The primary goal of reverse proxy is to provide an end-user with the cached version of a page. If we use a WordPress site as an example, a WordPress page is created by rendering information gathered from its database server. If this site is hosted on Apache, then a new PHP process will be created by Apache for each user that arrives to this page. Obviously, when the number of users visiting your site increases then the number of processes increase and inevitably this adds more load to your server.
The goal of reverse proxy is to cache a page so that it does not go through this energy consuming process and thereby improve performance dramatically. It is clearly logical to keep this article, which you are reading right now, in a cache for some period since it is highly unlikely for it to be modified frequently. It does not make sense from a performance point of view to visit the database and render a page each time someone visits it. On contrary, if this page were dynamic, it would illogical to cache it since it will be changed frequently.
If you look from this perspective, a reverse proxy configuration is all about which pages should be cached for how long, and which don’t need to be cached at all and should be retrieved directly from the main source.

How Can Nginx Cache A Website On Apache Server ?

If a website is on Apache (it can be IIS or Nginx too), which answers requests from port 80, then our goal is to change this port to something different so that the reverse proxy can safely operate on port 80. By doing so, reverse proxy will forward incoming request to Apache’s new port.
Go ahead and change the port of Apache from 80 to 82 by editing httpd.conf and then restarting apache on your Centos.

Virtual.conf Setup for Nginx Reverse Proxy

The configuration file below is created to cache a WordPress website. Go ahead and clear default configuration files that come with the Nginx installation by running the commands below:
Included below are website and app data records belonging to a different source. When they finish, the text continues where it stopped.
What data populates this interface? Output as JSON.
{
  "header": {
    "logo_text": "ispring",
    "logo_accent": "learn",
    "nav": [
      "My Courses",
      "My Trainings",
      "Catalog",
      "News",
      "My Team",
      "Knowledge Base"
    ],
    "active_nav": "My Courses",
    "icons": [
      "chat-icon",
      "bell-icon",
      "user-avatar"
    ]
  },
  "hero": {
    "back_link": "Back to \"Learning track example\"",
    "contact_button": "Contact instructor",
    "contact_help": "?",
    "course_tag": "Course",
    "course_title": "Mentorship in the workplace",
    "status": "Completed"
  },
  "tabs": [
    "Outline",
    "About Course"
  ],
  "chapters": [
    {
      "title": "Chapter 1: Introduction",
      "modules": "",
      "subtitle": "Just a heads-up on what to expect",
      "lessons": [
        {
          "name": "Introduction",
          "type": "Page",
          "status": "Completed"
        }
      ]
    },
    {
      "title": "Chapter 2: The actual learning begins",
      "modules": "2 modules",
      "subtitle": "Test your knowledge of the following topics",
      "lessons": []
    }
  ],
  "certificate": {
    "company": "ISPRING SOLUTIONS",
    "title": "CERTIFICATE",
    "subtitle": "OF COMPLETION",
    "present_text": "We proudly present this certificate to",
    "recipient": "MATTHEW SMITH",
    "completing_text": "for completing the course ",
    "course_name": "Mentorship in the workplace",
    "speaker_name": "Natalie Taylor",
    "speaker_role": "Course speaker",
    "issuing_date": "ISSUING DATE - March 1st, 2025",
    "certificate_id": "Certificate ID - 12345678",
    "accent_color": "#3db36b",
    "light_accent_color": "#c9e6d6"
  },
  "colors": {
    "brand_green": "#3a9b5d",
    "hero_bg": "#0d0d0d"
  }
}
Now copy the configuration file below to virtual.conf:

From the comments inside the configuration above, you can easily understand that our goal is forwarded all requests to port 82 and then determine which pages should be cached or not. Once you save this file, and start Nginx you have a working reverse proxy. From the SEO point of view, it is logical to close public access to port 82 by editing IPTables and reloading it.

If everything goes well, based on the configuration above, you should be able to see that the directory below is getting larger and larger each time Nginx caches something:
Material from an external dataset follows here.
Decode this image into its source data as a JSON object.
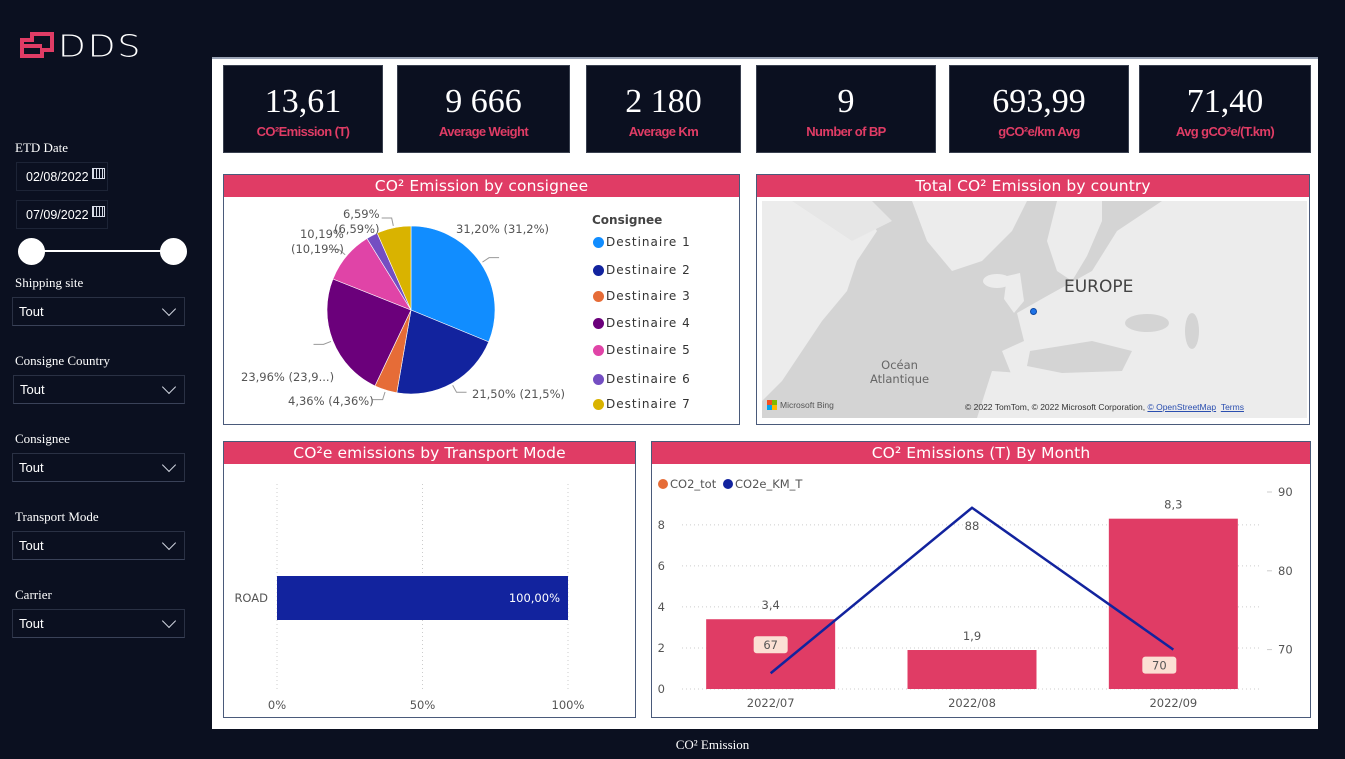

You can test the configuration by installing a chrome extension such as HTTP Spy to investigate headers returned from Nginx. Simply, if a page is cached, you will see HIT, if it is not then MISS, if it should not be cached at all (like wp-admin directory) you’ll see BYPASS on the header response.

We hope this article saves a lot of your time in your efforts to create a NGINX reverse proxy.